TASK REQUIREMENTS -
Each line of the records below that includes "label" adds one to the count; state the final count by itself.

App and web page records
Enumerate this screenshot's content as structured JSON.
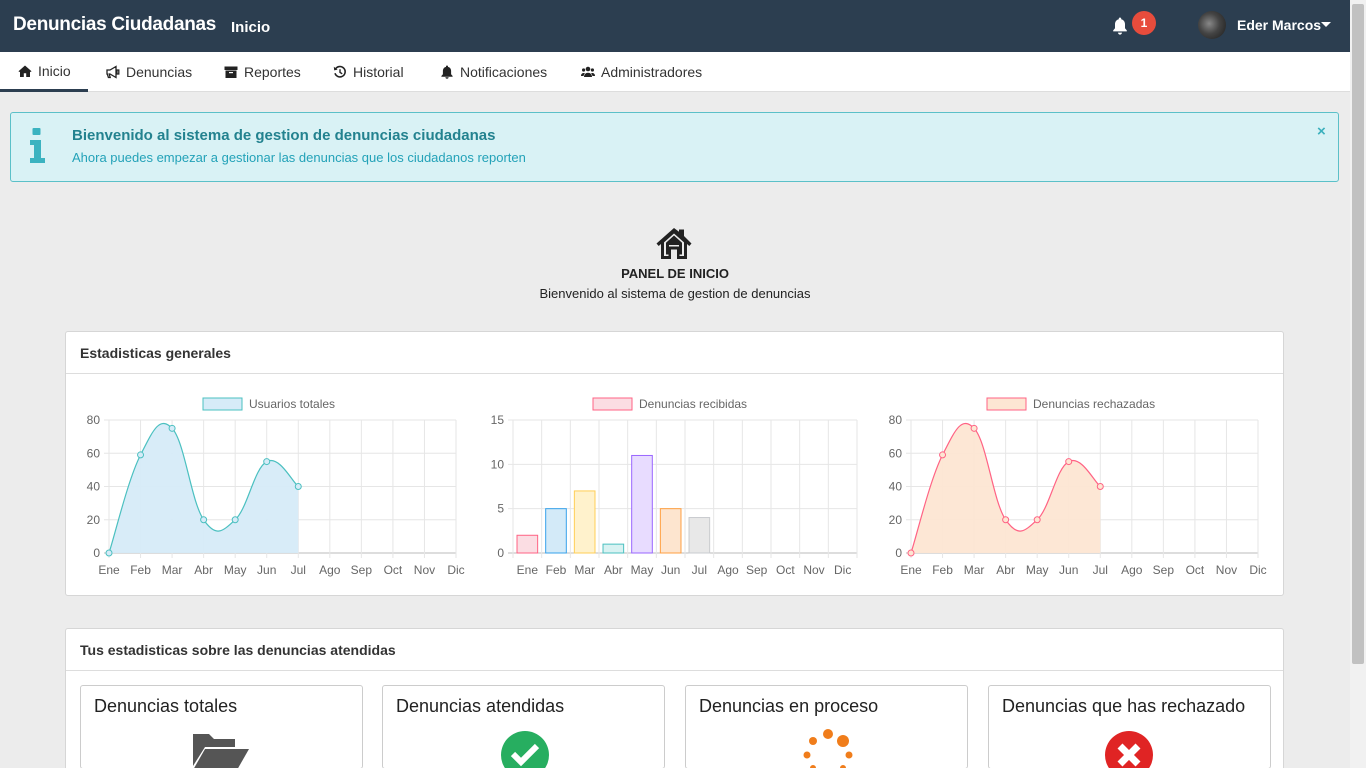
{
  "navbar": {
    "brand": "Denuncias Ciudadanas",
    "section": "Inicio",
    "notification_count": "1",
    "user_name": "Eder Marcos",
    "bg_color": "#2c3e50"
  },
  "tabs": [
    {
      "label": "Inicio",
      "icon": "home-icon",
      "active": true
    },
    {
      "label": "Denuncias",
      "icon": "bullhorn-icon"
    },
    {
      "label": "Reportes",
      "icon": "archive-icon"
    },
    {
      "label": "Historial",
      "icon": "history-icon"
    },
    {
      "label": "Notificaciones",
      "icon": "bell-icon"
    },
    {
      "label": "Administradores",
      "icon": "users-icon"
    }
  ],
  "alert": {
    "title": "Bienvenido al sistema de gestion de denuncias ciudadanas",
    "text": "Ahora puedes empezar a gestionar las denuncias que los ciudadanos reporten",
    "close": "×"
  },
  "panel": {
    "title": "PANEL DE INICIO",
    "subtitle": "Bienvenido al sistema de gestion de denuncias"
  },
  "stats_card": {
    "title": "Estadisticas generales"
  },
  "chart_data": [
    {
      "type": "area",
      "legend": "Usuarios totales",
      "categories": [
        "Ene",
        "Feb",
        "Mar",
        "Abr",
        "May",
        "Jun",
        "Jul",
        "Ago",
        "Sep",
        "Oct",
        "Nov",
        "Dic"
      ],
      "values": [
        0,
        59,
        75,
        20,
        20,
        55,
        40
      ],
      "ylim": [
        0,
        80
      ],
      "yticks": [
        0,
        20,
        40,
        60,
        80
      ],
      "stroke": "#4bc0c0",
      "fill": "#d6ebf8"
    },
    {
      "type": "bar",
      "legend": "Denuncias recibidas",
      "categories": [
        "Ene",
        "Feb",
        "Mar",
        "Abr",
        "May",
        "Jun",
        "Jul",
        "Ago",
        "Sep",
        "Oct",
        "Nov",
        "Dic"
      ],
      "values": [
        2,
        5,
        7,
        1,
        11,
        5,
        4
      ],
      "ylim": [
        0,
        15
      ],
      "yticks": [
        0,
        5,
        10,
        15
      ],
      "bar_fills": [
        "#fbdde3",
        "#d3eaf8",
        "#fff2cc",
        "#d8f2f2",
        "#e8dcff",
        "#fde5cf",
        "#e8e8e8"
      ],
      "bar_strokes": [
        "#ff6384",
        "#36a2eb",
        "#ffce56",
        "#4bc0c0",
        "#9966ff",
        "#ff9f40",
        "#c9cbcf"
      ],
      "legend_fill": "#fbdde3",
      "legend_stroke": "#ff6384"
    },
    {
      "type": "area",
      "legend": "Denuncias rechazadas",
      "categories": [
        "Ene",
        "Feb",
        "Mar",
        "Abr",
        "May",
        "Jun",
        "Jul",
        "Ago",
        "Sep",
        "Oct",
        "Nov",
        "Dic"
      ],
      "values": [
        0,
        59,
        75,
        20,
        20,
        55,
        40
      ],
      "ylim": [
        0,
        80
      ],
      "yticks": [
        0,
        20,
        40,
        60,
        80
      ],
      "stroke": "#ff6384",
      "fill": "#fde6d3"
    }
  ],
  "attended_card": {
    "title": "Tus estadisticas sobre las denuncias atendidas"
  },
  "mini_cards": [
    {
      "title": "Denuncias totales",
      "icon": "folder-open-icon"
    },
    {
      "title": "Denuncias atendidas",
      "icon": "check-circle-icon"
    },
    {
      "title": "Denuncias en proceso",
      "icon": "spinner-icon"
    },
    {
      "title": "Denuncias que has rechazado",
      "icon": "times-circle-icon"
    }
  ]
}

ANSWER FOR THIS EXERCISE -
6